(Collected data entries)
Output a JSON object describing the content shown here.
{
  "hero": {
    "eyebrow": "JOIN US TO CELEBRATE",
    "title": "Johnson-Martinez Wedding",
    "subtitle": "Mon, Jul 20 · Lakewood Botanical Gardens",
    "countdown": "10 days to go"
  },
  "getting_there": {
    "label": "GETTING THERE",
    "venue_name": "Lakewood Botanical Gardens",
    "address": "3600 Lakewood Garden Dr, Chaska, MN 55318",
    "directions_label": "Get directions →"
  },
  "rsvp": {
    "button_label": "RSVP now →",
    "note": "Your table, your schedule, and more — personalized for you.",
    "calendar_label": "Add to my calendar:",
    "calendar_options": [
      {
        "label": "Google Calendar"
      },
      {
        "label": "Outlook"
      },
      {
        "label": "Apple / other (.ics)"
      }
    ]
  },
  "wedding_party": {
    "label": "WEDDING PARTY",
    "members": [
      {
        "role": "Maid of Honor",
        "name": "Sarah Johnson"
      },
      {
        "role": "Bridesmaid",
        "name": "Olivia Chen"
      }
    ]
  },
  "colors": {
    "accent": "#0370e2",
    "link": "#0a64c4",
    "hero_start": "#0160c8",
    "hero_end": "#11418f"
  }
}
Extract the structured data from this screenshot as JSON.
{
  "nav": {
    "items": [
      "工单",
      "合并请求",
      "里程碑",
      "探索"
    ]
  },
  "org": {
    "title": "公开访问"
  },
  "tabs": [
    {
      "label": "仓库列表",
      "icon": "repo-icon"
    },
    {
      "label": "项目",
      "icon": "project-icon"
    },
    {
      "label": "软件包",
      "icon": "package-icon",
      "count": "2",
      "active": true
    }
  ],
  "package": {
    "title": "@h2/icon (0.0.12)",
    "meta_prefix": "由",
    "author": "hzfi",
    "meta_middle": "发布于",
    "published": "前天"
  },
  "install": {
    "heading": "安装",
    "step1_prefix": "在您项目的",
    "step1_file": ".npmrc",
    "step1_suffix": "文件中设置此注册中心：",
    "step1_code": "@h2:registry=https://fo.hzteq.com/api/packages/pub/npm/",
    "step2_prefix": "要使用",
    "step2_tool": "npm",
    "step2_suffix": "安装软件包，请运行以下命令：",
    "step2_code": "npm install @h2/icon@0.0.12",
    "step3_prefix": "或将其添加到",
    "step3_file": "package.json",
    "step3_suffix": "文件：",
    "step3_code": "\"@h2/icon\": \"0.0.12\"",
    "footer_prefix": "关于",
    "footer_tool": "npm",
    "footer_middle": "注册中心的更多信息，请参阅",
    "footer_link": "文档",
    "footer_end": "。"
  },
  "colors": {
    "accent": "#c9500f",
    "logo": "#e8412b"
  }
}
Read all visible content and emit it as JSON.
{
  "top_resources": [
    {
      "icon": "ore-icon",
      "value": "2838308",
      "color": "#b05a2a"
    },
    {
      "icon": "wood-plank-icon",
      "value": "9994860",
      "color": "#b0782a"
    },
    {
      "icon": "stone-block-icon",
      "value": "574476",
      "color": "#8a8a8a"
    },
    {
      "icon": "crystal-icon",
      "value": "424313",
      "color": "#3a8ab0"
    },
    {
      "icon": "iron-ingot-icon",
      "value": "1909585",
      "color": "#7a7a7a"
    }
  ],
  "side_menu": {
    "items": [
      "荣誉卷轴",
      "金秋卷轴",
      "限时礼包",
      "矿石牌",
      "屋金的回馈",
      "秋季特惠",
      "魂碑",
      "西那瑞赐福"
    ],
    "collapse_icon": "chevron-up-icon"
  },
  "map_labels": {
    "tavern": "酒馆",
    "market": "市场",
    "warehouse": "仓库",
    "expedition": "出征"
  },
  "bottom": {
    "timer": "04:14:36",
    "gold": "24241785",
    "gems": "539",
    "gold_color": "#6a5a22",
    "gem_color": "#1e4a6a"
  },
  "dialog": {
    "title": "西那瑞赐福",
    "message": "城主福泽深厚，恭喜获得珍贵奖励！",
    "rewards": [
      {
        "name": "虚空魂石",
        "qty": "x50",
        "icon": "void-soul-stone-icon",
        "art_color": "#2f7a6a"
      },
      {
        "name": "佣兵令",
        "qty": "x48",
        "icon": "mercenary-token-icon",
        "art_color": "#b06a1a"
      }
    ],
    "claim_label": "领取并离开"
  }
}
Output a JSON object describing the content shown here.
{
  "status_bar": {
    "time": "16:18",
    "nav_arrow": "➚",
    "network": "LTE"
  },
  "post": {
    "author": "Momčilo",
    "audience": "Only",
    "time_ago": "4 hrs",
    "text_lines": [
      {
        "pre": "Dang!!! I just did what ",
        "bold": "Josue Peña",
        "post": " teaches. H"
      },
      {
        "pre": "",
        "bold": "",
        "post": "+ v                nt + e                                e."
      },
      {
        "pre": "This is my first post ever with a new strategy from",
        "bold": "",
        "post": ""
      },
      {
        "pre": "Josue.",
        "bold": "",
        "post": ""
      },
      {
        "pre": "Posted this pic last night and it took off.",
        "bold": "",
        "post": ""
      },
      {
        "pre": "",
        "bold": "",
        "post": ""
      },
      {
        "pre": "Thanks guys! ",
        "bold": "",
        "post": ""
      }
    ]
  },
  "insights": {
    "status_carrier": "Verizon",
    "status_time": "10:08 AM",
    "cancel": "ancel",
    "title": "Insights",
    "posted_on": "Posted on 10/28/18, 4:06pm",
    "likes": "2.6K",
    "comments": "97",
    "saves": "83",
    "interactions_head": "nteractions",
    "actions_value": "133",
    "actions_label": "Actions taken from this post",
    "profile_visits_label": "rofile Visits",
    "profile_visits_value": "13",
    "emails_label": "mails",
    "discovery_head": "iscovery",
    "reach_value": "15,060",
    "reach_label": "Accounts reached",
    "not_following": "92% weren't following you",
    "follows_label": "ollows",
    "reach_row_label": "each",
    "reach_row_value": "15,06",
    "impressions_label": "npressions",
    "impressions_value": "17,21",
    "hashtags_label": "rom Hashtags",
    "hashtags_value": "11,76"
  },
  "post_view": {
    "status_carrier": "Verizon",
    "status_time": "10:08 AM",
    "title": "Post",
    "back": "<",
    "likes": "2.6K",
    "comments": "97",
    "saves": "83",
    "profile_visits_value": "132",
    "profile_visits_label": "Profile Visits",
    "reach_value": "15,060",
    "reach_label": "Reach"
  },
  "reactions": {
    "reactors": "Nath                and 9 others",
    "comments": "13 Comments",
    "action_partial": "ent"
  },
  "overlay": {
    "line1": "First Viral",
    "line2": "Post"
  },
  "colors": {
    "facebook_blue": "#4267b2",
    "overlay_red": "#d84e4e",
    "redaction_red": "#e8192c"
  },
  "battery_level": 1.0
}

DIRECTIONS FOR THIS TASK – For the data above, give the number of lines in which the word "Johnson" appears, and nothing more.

SOLUTION TO THE EXERCISE – 2